During the liturgical season of Advent, many churches opt to display an Advent wreath as a way to mark the days and weeks leading up to Christmas and the birth of Jesus Christ.
But what is an Advent wreath? Where did the practice originate from — and what do the candles and their colors mean?
"Advent," which derives from the Latin word "adventus," means "coming, approach, arrival." It is the liturgical season that immediately precedes Christmas.
In addition to being a season of preparation, Advent is also a season of penance, "in the sense of preparing, quieting and disciplining our hearts for the full joy of Christmas," notes the website for the United States Conference of Catholic Bishops.
Advent has many unique traditions and customs associated with it. Perhaps the most famous of those is the Advent wreath.
Churches for centuries have displayed Advent wreaths, says the website for the Christian prayer app Hallow, but it is unclear when and why it began to be used.
The practice comes from Germany, said Hallow, and is possibly a Christianized adaptation of a pre-Christian Germanic winter tradition anticipating the return of spring.
By the 1600s, both Catholic and Lutheran churches in Germany established traditions of the Advent wreath. These traditions would spread over time, and Advent wreaths are now commonly found in the homes and churches of those of the Christian faith all over the world.
In modern times, an Advent wreath is typically made of some sort of evergreen boughs. It contains four candles: three that are purple or violet, and one that is pink or rose.
The candles are lit each Sunday. On the first Sunday of Advent, one purple candle is lit; the second, two purple candles; the third, two purple candles and the pink candle; and finally, all four are lit on the final Sunday of Advent.
The candles, in order of the weeks of Advent, symbolize hope, peace, joy and love, said Hallow. The colors correspond to the traditional colors of vestments worn by clergy during Advent.
Sometimes, a white candle is placed in the center of the wreath; it's referred to as the "Christ candle."
This candle is lit on Christmas Eve or Christmas Day.
In 2023, with Christmas Day on a Monday, the fourth Sunday of Advent falls on Christmas Eve.
Liturgically, this means that the fourth Sunday of Advent will be observed from sundown on Saturday through sundown on Sunday, and the Christmas liturgy will be celebrated on Sunday evening through Monday.

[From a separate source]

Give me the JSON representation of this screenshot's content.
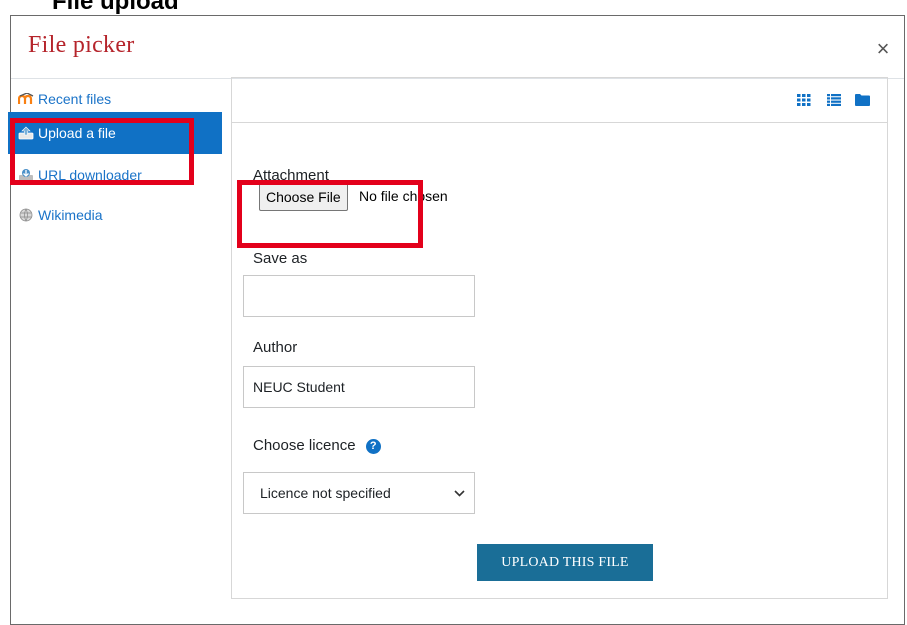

For Rev. Hans Fiene, pastor of Prince of Peace Lutheran Church in Crestwood, Missouri, Advent wreaths are "a beautiful reminder to slow down, focus and prepare our hearts for the arrival of our King, who first came to us in Bethlehem's manger."
Added Fiene, "As the light from the wreath shines brighter each week, the anticipation grows."
"Our Lord's return is even closer," he said.
"We are nearer to the day when the royal, pierced hands of Christ welcome us into His presence," he also said.
The flickering candles of the wreath, said Fiene, are a gentle reminder that "we are closer to joining the song of glory the angels first proclaimed on the night of Christ's birth."